***** Task input

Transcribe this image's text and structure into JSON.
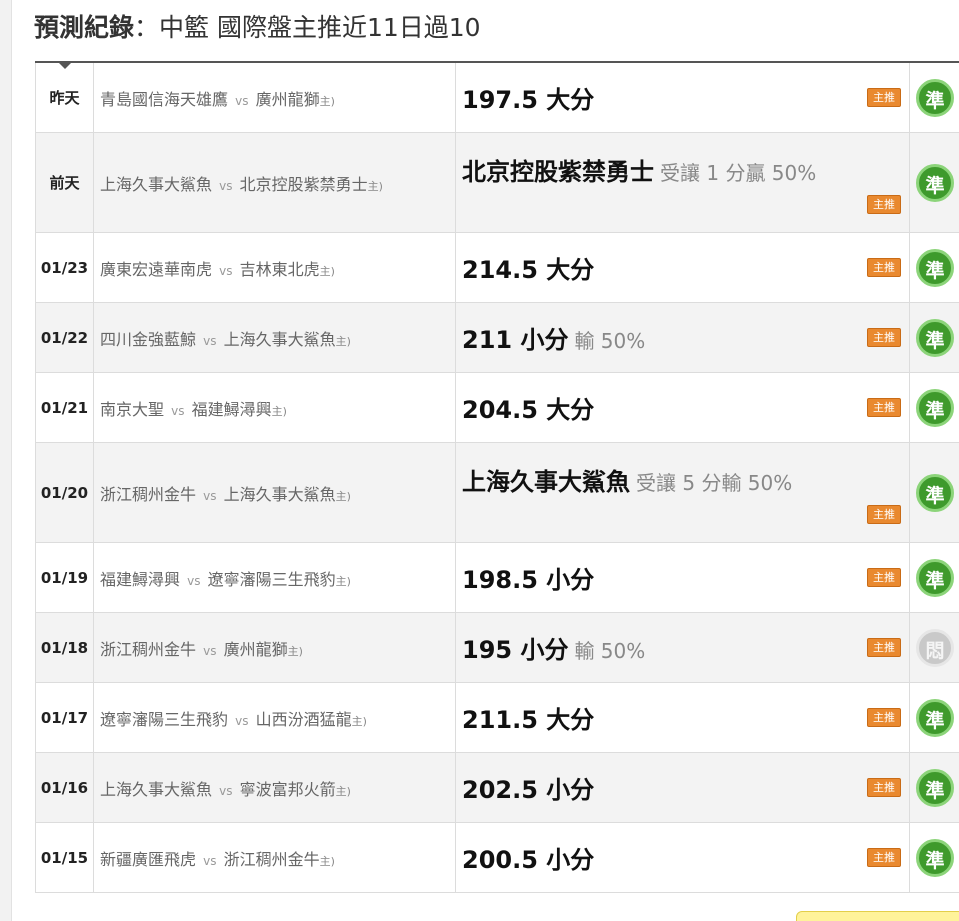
{
  "header": {
    "title_label": "預測紀錄",
    "title_rest": "：中籃 國際盤主推近11日過10"
  },
  "labels": {
    "vs": "vs",
    "host_mark": "主)",
    "badge": "主推"
  },
  "records": [
    {
      "date": "昨天",
      "away": "青島國信海天雄鷹",
      "home": "廣州龍獅",
      "pick": "197.5 大分",
      "extra": "",
      "badge_below": false,
      "result": "準",
      "result_type": "win"
    },
    {
      "date": "前天",
      "away": "上海久事大鯊魚",
      "home": "北京控股紫禁勇士",
      "pick": "北京控股紫禁勇士",
      "extra": "受讓 1 分贏 50%",
      "badge_below": true,
      "result": "準",
      "result_type": "win"
    },
    {
      "date": "01/23",
      "away": "廣東宏遠華南虎",
      "home": "吉林東北虎",
      "pick": "214.5 大分",
      "extra": "",
      "badge_below": false,
      "result": "準",
      "result_type": "win"
    },
    {
      "date": "01/22",
      "away": "四川金強藍鯨",
      "home": "上海久事大鯊魚",
      "pick": "211 小分",
      "extra": "輸 50%",
      "badge_below": false,
      "result": "準",
      "result_type": "win"
    },
    {
      "date": "01/21",
      "away": "南京大聖",
      "home": "福建鱘潯興",
      "pick": "204.5 大分",
      "extra": "",
      "badge_below": false,
      "result": "準",
      "result_type": "win"
    },
    {
      "date": "01/20",
      "away": "浙江稠州金牛",
      "home": "上海久事大鯊魚",
      "pick": "上海久事大鯊魚",
      "extra": "受讓 5 分輸 50%",
      "badge_below": true,
      "result": "準",
      "result_type": "win"
    },
    {
      "date": "01/19",
      "away": "福建鱘潯興",
      "home": "遼寧瀋陽三生飛豹",
      "pick": "198.5 小分",
      "extra": "",
      "badge_below": false,
      "result": "準",
      "result_type": "win"
    },
    {
      "date": "01/18",
      "away": "浙江稠州金牛",
      "home": "廣州龍獅",
      "pick": "195 小分",
      "extra": "輸 50%",
      "badge_below": false,
      "result": "悶",
      "result_type": "lose"
    },
    {
      "date": "01/17",
      "away": "遼寧瀋陽三生飛豹",
      "home": "山西汾酒猛龍",
      "pick": "211.5 大分",
      "extra": "",
      "badge_below": false,
      "result": "準",
      "result_type": "win"
    },
    {
      "date": "01/16",
      "away": "上海久事大鯊魚",
      "home": "寧波富邦火箭",
      "pick": "202.5 小分",
      "extra": "",
      "badge_below": false,
      "result": "準",
      "result_type": "win"
    },
    {
      "date": "01/15",
      "away": "新疆廣匯飛虎",
      "home": "浙江稠州金牛",
      "pick": "200.5 小分",
      "extra": "",
      "badge_below": false,
      "result": "準",
      "result_type": "win"
    }
  ],
  "colors": {
    "badge": "#e9892f",
    "win": "#3e9a2c",
    "lose": "#c9c9c9"
  }
}
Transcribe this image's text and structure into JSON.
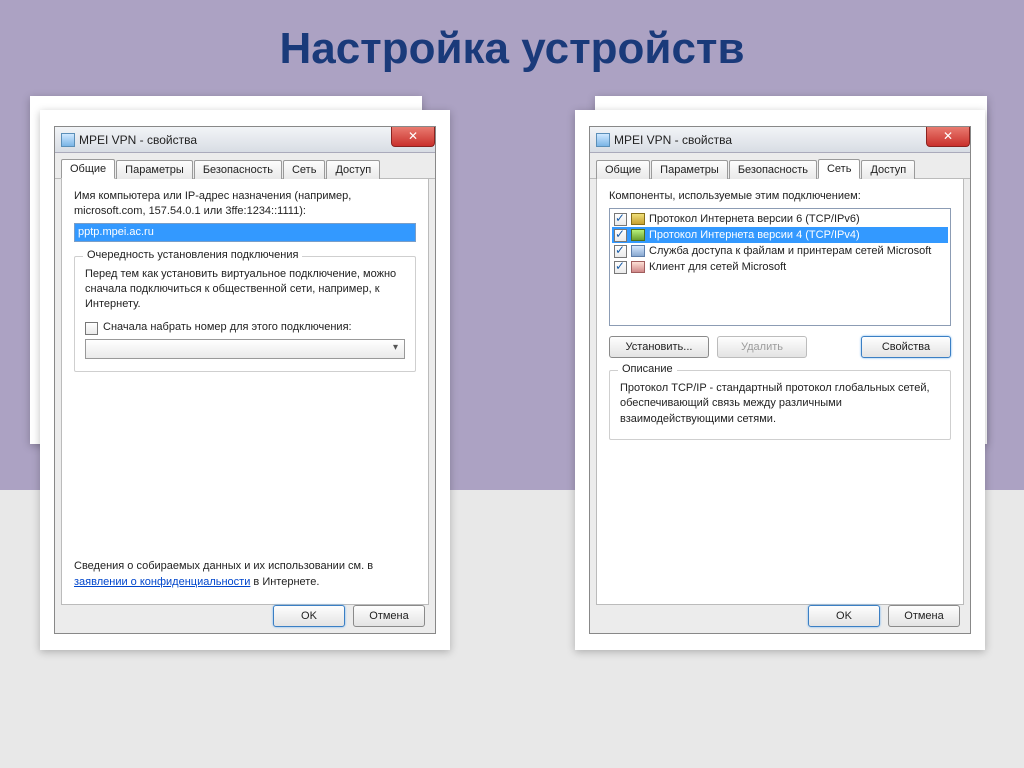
{
  "page_title": "Настройка устройств",
  "dialog_title": "MPEI VPN - свойства",
  "close_glyph": "✕",
  "tabs": {
    "general": "Общие",
    "options": "Параметры",
    "security": "Безопасность",
    "network": "Сеть",
    "sharing": "Доступ"
  },
  "left": {
    "field_label": "Имя компьютера или IP-адрес назначения (например, microsoft.com, 157.54.0.1 или 3ffe:1234::1111):",
    "field_value": "pptp.mpei.ac.ru",
    "group_legend": "Очередность установления подключения",
    "group_text": "Перед тем как установить виртуальное подключение, можно сначала подключиться к общественной сети, например, к Интернету.",
    "dial_first": "Сначала набрать номер для этого подключения:",
    "privacy_pre": "Сведения о собираемых данных и их использовании см. в ",
    "privacy_link": "заявлении о конфиденциальности",
    "privacy_post": " в Интернете."
  },
  "right": {
    "list_label": "Компоненты, используемые этим подключением:",
    "items": [
      "Протокол Интернета версии 6 (TCP/IPv6)",
      "Протокол Интернета версии 4 (TCP/IPv4)",
      "Служба доступа к файлам и принтерам сетей Microsoft",
      "Клиент для сетей Microsoft"
    ],
    "install": "Установить...",
    "remove": "Удалить",
    "properties": "Свойства",
    "desc_legend": "Описание",
    "desc_text": "Протокол TCP/IP - стандартный протокол глобальных сетей, обеспечивающий связь между различными взаимодействующими сетями."
  },
  "buttons": {
    "ok": "OK",
    "cancel": "Отмена"
  }
}
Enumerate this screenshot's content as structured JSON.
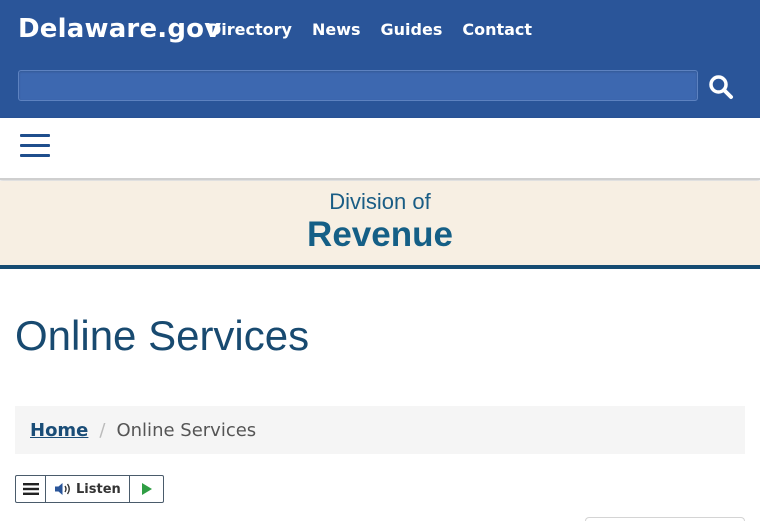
{
  "header": {
    "brand": "Delaware.gov",
    "nav": [
      "Directory",
      "News",
      "Guides",
      "Contact"
    ],
    "search": {
      "value": "",
      "placeholder": ""
    },
    "colors": {
      "bar": "#2a5599",
      "text": "#ffffff"
    }
  },
  "menu": {
    "icon": "hamburger-menu-icon"
  },
  "banner": {
    "line1": "Division of",
    "line2": "Revenue",
    "colors": {
      "background": "#f7efe3",
      "text": "#155f86",
      "border": "#154b72"
    }
  },
  "page": {
    "title": "Online Services"
  },
  "breadcrumb": {
    "home": "Home",
    "separator": "/",
    "current": "Online Services"
  },
  "readspeaker": {
    "listen_label": "Listen",
    "icons": [
      "menu-lines-icon",
      "speaker-icon",
      "play-icon"
    ]
  }
}
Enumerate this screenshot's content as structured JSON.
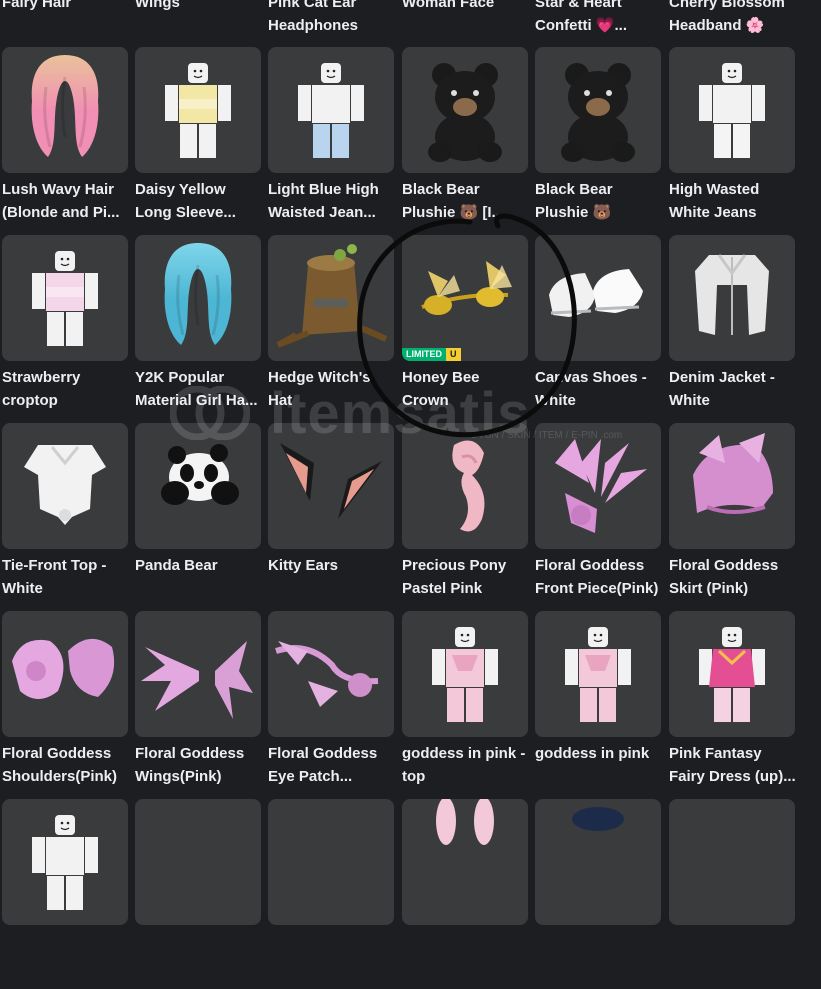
{
  "items": [
    {
      "name": "Fairy Hair",
      "icon": "hair-icon"
    },
    {
      "name": "Wings",
      "icon": "wings-icon"
    },
    {
      "name": "Pink Cat Ear Headphones",
      "icon": "headphones-icon"
    },
    {
      "name": "Woman Face",
      "icon": "face-icon"
    },
    {
      "name": "Star & Heart Confetti 💗...",
      "icon": "confetti-icon"
    },
    {
      "name": "Cherry Blossom Headband 🌸",
      "icon": "headband-icon"
    },
    {
      "name": "Lush Wavy Hair (Blonde and Pi...",
      "icon": "hair-icon",
      "colors": [
        "#e9c29a",
        "#f28fb4"
      ]
    },
    {
      "name": "Daisy Yellow Long Sleeve...",
      "icon": "avatar-shirt-icon",
      "colors": [
        "#f2e7a4"
      ]
    },
    {
      "name": "Light Blue High Waisted Jean...",
      "icon": "avatar-jeans-icon",
      "colors": [
        "#b8d4ee"
      ]
    },
    {
      "name": "Black Bear Plushie 🐻 [I...",
      "icon": "bear-plushie-icon"
    },
    {
      "name": "Black Bear Plushie 🐻",
      "icon": "bear-plushie-icon"
    },
    {
      "name": "High Wasted White Jeans",
      "icon": "avatar-jeans-icon",
      "colors": [
        "#f4f4f4"
      ]
    },
    {
      "name": "Strawberry croptop",
      "icon": "avatar-shirt-icon",
      "colors": [
        "#f4d6ea"
      ]
    },
    {
      "name": "Y2K Popular Material Girl Ha...",
      "icon": "hair-icon",
      "colors": [
        "#7fd6ea",
        "#4db6d4"
      ]
    },
    {
      "name": "Hedge Witch's Hat",
      "icon": "stump-hat-icon"
    },
    {
      "name": "Honey Bee Crown",
      "icon": "bee-crown-icon",
      "limited": {
        "label": "LIMITED",
        "u": "U"
      }
    },
    {
      "name": "Canvas Shoes - White",
      "icon": "shoes-icon"
    },
    {
      "name": "Denim Jacket - White",
      "icon": "jacket-icon"
    },
    {
      "name": "Tie-Front Top - White",
      "icon": "tie-top-icon"
    },
    {
      "name": "Panda Bear",
      "icon": "panda-icon"
    },
    {
      "name": "Kitty Ears",
      "icon": "cat-ears-icon"
    },
    {
      "name": "Precious Pony Pastel Pink",
      "icon": "ponytail-icon"
    },
    {
      "name": "Floral Goddess Front Piece(Pink)",
      "icon": "floral-front-icon"
    },
    {
      "name": "Floral Goddess Skirt (Pink)",
      "icon": "floral-skirt-icon"
    },
    {
      "name": "Floral Goddess Shoulders(Pink)",
      "icon": "floral-shoulders-icon"
    },
    {
      "name": "Floral Goddess Wings(Pink)",
      "icon": "floral-wings-icon"
    },
    {
      "name": "Floral Goddess Eye Patch...",
      "icon": "eye-patch-icon"
    },
    {
      "name": "goddess in pink - top",
      "icon": "avatar-dress-icon",
      "colors": [
        "#f3c8d8"
      ]
    },
    {
      "name": "goddess in pink",
      "icon": "avatar-dress-icon",
      "colors": [
        "#f3c8d8"
      ]
    },
    {
      "name": "Pink Fantasy Fairy Dress (up)...",
      "icon": "avatar-fantasy-dress-icon",
      "colors": [
        "#ef6aa8"
      ]
    },
    {
      "name": "",
      "icon": "avatar-icon"
    },
    {
      "name": "",
      "icon": "unknown-icon"
    },
    {
      "name": "",
      "icon": "unknown-icon"
    },
    {
      "name": "",
      "icon": "bunny-ears-icon"
    },
    {
      "name": "",
      "icon": "hat-icon"
    },
    {
      "name": "",
      "icon": "unknown-icon"
    }
  ],
  "watermark": {
    "text": "itemsatis",
    "subtext": "OYUN / SKIN / ITEM / E-PIN .com"
  },
  "colors": {
    "background": "#1d1e21",
    "card": "#393b3d",
    "text": "#eceef0",
    "limited": "#00b06f",
    "unique": "#f5cd30"
  }
}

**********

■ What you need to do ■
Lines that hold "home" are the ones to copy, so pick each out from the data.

■ Exercise solution ■
      "home": "廣州龍獅",
      "home": "北京控股紫禁勇士",
      "home": "吉林東北虎",
      "home": "上海久事大鯊魚",
      "home": "福建鱘潯興",
      "home": "上海久事大鯊魚",
      "home": "遼寧瀋陽三生飛豹",
      "home": "廣州龍獅",
      "home": "山西汾酒猛龍",
      "home": "寧波富邦火箭",
      "home": "浙江稠州金牛",
    "home": "Home",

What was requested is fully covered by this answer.